#### Raw data
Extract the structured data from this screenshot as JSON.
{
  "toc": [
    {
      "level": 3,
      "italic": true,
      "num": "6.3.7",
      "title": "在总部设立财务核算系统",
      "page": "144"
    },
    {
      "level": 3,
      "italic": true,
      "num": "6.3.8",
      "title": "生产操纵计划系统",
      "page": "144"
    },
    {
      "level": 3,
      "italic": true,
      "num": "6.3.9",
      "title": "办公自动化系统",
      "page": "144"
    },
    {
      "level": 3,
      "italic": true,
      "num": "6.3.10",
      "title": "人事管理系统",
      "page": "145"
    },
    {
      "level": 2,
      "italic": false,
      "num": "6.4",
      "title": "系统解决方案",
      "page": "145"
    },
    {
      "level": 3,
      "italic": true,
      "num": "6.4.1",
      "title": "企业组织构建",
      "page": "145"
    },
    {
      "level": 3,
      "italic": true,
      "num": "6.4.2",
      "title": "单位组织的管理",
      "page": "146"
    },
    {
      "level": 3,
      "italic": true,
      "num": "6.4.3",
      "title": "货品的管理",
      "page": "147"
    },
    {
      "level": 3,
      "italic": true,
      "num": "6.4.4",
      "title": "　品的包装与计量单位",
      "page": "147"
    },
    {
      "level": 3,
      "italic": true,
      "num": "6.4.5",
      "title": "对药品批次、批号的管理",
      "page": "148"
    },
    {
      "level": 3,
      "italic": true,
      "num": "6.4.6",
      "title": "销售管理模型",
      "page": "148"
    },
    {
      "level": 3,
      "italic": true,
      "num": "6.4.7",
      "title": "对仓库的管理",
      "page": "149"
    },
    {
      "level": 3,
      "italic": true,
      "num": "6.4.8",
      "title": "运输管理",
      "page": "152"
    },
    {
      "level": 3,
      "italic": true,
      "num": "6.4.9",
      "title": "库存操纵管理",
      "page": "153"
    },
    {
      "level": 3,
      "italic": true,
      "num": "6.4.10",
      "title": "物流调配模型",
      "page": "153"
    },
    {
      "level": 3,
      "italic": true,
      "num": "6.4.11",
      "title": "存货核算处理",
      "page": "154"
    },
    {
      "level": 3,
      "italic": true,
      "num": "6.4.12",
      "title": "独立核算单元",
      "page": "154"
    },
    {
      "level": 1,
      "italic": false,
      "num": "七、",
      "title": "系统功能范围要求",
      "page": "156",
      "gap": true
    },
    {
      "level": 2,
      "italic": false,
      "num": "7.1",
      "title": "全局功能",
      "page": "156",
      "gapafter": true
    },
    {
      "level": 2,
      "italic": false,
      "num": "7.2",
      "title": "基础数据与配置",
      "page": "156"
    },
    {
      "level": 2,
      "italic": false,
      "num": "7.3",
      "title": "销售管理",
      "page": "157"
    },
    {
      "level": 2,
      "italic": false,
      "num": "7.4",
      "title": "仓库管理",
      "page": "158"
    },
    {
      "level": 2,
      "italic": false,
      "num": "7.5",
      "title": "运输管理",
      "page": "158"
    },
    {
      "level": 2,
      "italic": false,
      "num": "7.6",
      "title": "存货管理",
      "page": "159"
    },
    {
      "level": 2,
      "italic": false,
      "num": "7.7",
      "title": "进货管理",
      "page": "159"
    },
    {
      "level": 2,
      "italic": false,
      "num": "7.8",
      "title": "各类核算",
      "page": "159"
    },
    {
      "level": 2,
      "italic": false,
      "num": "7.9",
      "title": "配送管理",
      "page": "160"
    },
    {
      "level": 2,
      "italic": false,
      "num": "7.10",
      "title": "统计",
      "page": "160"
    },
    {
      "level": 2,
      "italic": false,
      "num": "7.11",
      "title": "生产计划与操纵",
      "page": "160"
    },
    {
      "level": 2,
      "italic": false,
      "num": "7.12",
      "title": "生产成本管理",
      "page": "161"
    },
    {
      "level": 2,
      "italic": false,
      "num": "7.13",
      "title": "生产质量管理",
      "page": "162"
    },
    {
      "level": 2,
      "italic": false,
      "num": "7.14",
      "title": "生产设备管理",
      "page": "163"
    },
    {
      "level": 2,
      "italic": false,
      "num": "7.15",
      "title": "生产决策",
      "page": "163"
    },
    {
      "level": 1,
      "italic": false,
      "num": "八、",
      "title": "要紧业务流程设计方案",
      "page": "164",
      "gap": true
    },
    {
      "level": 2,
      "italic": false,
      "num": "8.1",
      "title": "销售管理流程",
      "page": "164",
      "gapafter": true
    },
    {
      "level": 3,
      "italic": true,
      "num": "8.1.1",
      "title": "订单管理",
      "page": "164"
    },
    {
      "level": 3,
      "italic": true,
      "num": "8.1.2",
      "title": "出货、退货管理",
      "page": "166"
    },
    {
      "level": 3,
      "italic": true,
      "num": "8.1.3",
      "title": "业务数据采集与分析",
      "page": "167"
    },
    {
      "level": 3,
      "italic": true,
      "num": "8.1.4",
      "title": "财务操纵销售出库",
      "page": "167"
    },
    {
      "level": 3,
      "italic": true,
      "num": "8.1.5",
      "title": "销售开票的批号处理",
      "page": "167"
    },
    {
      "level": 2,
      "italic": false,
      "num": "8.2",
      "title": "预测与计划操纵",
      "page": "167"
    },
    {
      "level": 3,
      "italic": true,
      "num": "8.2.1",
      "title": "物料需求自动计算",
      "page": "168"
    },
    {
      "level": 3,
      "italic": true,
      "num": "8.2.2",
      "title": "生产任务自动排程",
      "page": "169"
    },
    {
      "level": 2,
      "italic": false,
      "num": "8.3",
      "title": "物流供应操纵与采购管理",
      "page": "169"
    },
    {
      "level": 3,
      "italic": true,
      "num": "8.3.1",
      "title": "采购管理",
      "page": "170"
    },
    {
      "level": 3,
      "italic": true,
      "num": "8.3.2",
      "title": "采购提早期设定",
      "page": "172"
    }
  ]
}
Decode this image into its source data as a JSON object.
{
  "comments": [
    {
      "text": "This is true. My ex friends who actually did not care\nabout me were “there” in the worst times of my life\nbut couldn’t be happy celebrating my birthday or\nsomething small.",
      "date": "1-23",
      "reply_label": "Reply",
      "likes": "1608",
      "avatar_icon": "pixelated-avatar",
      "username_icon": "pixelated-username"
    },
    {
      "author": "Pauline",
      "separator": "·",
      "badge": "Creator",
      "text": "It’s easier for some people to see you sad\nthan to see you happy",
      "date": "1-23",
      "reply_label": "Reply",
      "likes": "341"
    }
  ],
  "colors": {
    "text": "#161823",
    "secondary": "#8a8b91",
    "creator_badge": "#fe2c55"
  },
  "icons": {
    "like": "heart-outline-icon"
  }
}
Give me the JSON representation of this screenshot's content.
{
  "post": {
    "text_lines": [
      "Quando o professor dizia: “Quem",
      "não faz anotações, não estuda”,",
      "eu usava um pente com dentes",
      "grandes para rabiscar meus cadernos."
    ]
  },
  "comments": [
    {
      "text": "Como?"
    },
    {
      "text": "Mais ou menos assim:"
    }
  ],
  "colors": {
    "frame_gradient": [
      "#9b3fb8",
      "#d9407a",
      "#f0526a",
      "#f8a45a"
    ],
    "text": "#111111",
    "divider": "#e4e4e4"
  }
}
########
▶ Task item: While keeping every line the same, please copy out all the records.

▶ Answer to the exercise:
Extract the structured data from this screenshot as JSON.
{
  "toc": [
    {
      "level": 3,
      "italic": true,
      "num": "6.3.7",
      "title": "在总部设立财务核算系统",
      "page": "144"
    },
    {
      "level": 3,
      "italic": true,
      "num": "6.3.8",
      "title": "生产操纵计划系统",
      "page": "144"
    },
    {
      "level": 3,
      "italic": true,
      "num": "6.3.9",
      "title": "办公自动化系统",
      "page": "144"
    },
    {
      "level": 3,
      "italic": true,
      "num": "6.3.10",
      "title": "人事管理系统",
      "page": "145"
    },
    {
      "level": 2,
      "italic": false,
      "num": "6.4",
      "title": "系统解决方案",
      "page": "145"
    },
    {
      "level": 3,
      "italic": true,
      "num": "6.4.1",
      "title": "企业组织构建",
      "page": "145"
    },
    {
      "level": 3,
      "italic": true,
      "num": "6.4.2",
      "title": "单位组织的管理",
      "page": "146"
    },
    {
      "level": 3,
      "italic": true,
      "num": "6.4.3",
      "title": "货品的管理",
      "page": "147"
    },
    {
      "level": 3,
      "italic": true,
      "num": "6.4.4",
      "title": "　品的包装与计量单位",
      "page": "147"
    },
    {
      "level": 3,
      "italic": true,
      "num": "6.4.5",
      "title": "对药品批次、批号的管理",
      "page": "148"
    },
    {
      "level": 3,
      "italic": true,
      "num": "6.4.6",
      "title": "销售管理模型",
      "page": "148"
    },
    {
      "level": 3,
      "italic": true,
      "num": "6.4.7",
      "title": "对仓库的管理",
      "page": "149"
    },
    {
      "level": 3,
      "italic": true,
      "num": "6.4.8",
      "title": "运输管理",
      "page": "152"
    },
    {
      "level": 3,
      "italic": true,
      "num": "6.4.9",
      "title": "库存操纵管理",
      "page": "153"
    },
    {
      "level": 3,
      "italic": true,
      "num": "6.4.10",
      "title": "物流调配模型",
      "page": "153"
    },
    {
      "level": 3,
      "italic": true,
      "num": "6.4.11",
      "title": "存货核算处理",
      "page": "154"
    },
    {
      "level": 3,
      "italic": true,
      "num": "6.4.12",
      "title": "独立核算单元",
      "page": "154"
    },
    {
      "level": 1,
      "italic": false,
      "num": "七、",
      "title": "系统功能范围要求",
      "page": "156",
      "gap": true
    },
    {
      "level": 2,
      "italic": false,
      "num": "7.1",
      "title": "全局功能",
      "page": "156",
      "gapafter": true
    },
    {
      "level": 2,
      "italic": false,
      "num": "7.2",
      "title": "基础数据与配置",
      "page": "156"
    },
    {
      "level": 2,
      "italic": false,
      "num": "7.3",
      "title": "销售管理",
      "page": "157"
    },
    {
      "level": 2,
      "italic": false,
      "num": "7.4",
      "title": "仓库管理",
      "page": "158"
    },
    {
      "level": 2,
      "italic": false,
      "num": "7.5",
      "title": "运输管理",
      "page": "158"
    },
    {
      "level": 2,
      "italic": false,
      "num": "7.6",
      "title": "存货管理",
      "page": "159"
    },
    {
      "level": 2,
      "italic": false,
      "num": "7.7",
      "title": "进货管理",
      "page": "159"
    },
    {
      "level": 2,
      "italic": false,
      "num": "7.8",
      "title": "各类核算",
      "page": "159"
    },
    {
      "level": 2,
      "italic": false,
      "num": "7.9",
      "title": "配送管理",
      "page": "160"
    },
    {
      "level": 2,
      "italic": false,
      "num": "7.10",
      "title": "统计",
      "page": "160"
    },
    {
      "level": 2,
      "italic": false,
      "num": "7.11",
      "title": "生产计划与操纵",
      "page": "160"
    },
    {
      "level": 2,
      "italic": false,
      "num": "7.12",
      "title": "生产成本管理",
      "page": "161"
    },
    {
      "level": 2,
      "italic": false,
      "num": "7.13",
      "title": "生产质量管理",
      "page": "162"
    },
    {
      "level": 2,
      "italic": false,
      "num": "7.14",
      "title": "生产设备管理",
      "page": "163"
    },
    {
      "level": 2,
      "italic": false,
      "num": "7.15",
      "title": "生产决策",
      "page": "163"
    },
    {
      "level": 1,
      "italic": false,
      "num": "八、",
      "title": "要紧业务流程设计方案",
      "page": "164",
      "gap": true
    },
    {
      "level": 2,
      "italic": false,
      "num": "8.1",
      "title": "销售管理流程",
      "page": "164",
      "gapafter": true
    },
    {
      "level": 3,
      "italic": true,
      "num": "8.1.1",
      "title": "订单管理",
      "page": "164"
    },
    {
      "level": 3,
      "italic": true,
      "num": "8.1.2",
      "title": "出货、退货管理",
      "page": "166"
    },
    {
      "level": 3,
      "italic": true,
      "num": "8.1.3",
      "title": "业务数据采集与分析",
      "page": "167"
    },
    {
      "level": 3,
      "italic": true,
      "num": "8.1.4",
      "title": "财务操纵销售出库",
      "page": "167"
    },
    {
      "level": 3,
      "italic": true,
      "num": "8.1.5",
      "title": "销售开票的批号处理",
      "page": "167"
    },
    {
      "level": 2,
      "italic": false,
      "num": "8.2",
      "title": "预测与计划操纵",
      "page": "167"
    },
    {
      "level": 3,
      "italic": true,
      "num": "8.2.1",
      "title": "物料需求自动计算",
      "page": "168"
    },
    {
      "level": 3,
      "italic": true,
      "num": "8.2.2",
      "title": "生产任务自动排程",
      "page": "169"
    },
    {
      "level": 2,
      "italic": false,
      "num": "8.3",
      "title": "物流供应操纵与采购管理",
      "page": "169"
    },
    {
      "level": 3,
      "italic": true,
      "num": "8.3.1",
      "title": "采购管理",
      "page": "170"
    },
    {
      "level": 3,
      "italic": true,
      "num": "8.3.2",
      "title": "采购提早期设定",
      "page": "172"
    }
  ]
}
Decode this image into its source data as a JSON object.
{
  "comments": [
    {
      "text": "This is true. My ex friends who actually did not care\nabout me were “there” in the worst times of my life\nbut couldn’t be happy celebrating my birthday or\nsomething small.",
      "date": "1-23",
      "reply_label": "Reply",
      "likes": "1608",
      "avatar_icon": "pixelated-avatar",
      "username_icon": "pixelated-username"
    },
    {
      "author": "Pauline",
      "separator": "·",
      "badge": "Creator",
      "text": "It’s easier for some people to see you sad\nthan to see you happy",
      "date": "1-23",
      "reply_label": "Reply",
      "likes": "341"
    }
  ],
  "colors": {
    "text": "#161823",
    "secondary": "#8a8b91",
    "creator_badge": "#fe2c55"
  },
  "icons": {
    "like": "heart-outline-icon"
  }
}
Give me the JSON representation of this screenshot's content.
{
  "post": {
    "text_lines": [
      "Quando o professor dizia: “Quem",
      "não faz anotações, não estuda”,",
      "eu usava um pente com dentes",
      "grandes para rabiscar meus cadernos."
    ]
  },
  "comments": [
    {
      "text": "Como?"
    },
    {
      "text": "Mais ou menos assim:"
    }
  ],
  "colors": {
    "frame_gradient": [
      "#9b3fb8",
      "#d9407a",
      "#f0526a",
      "#f8a45a"
    ],
    "text": "#111111",
    "divider": "#e4e4e4"
  }
}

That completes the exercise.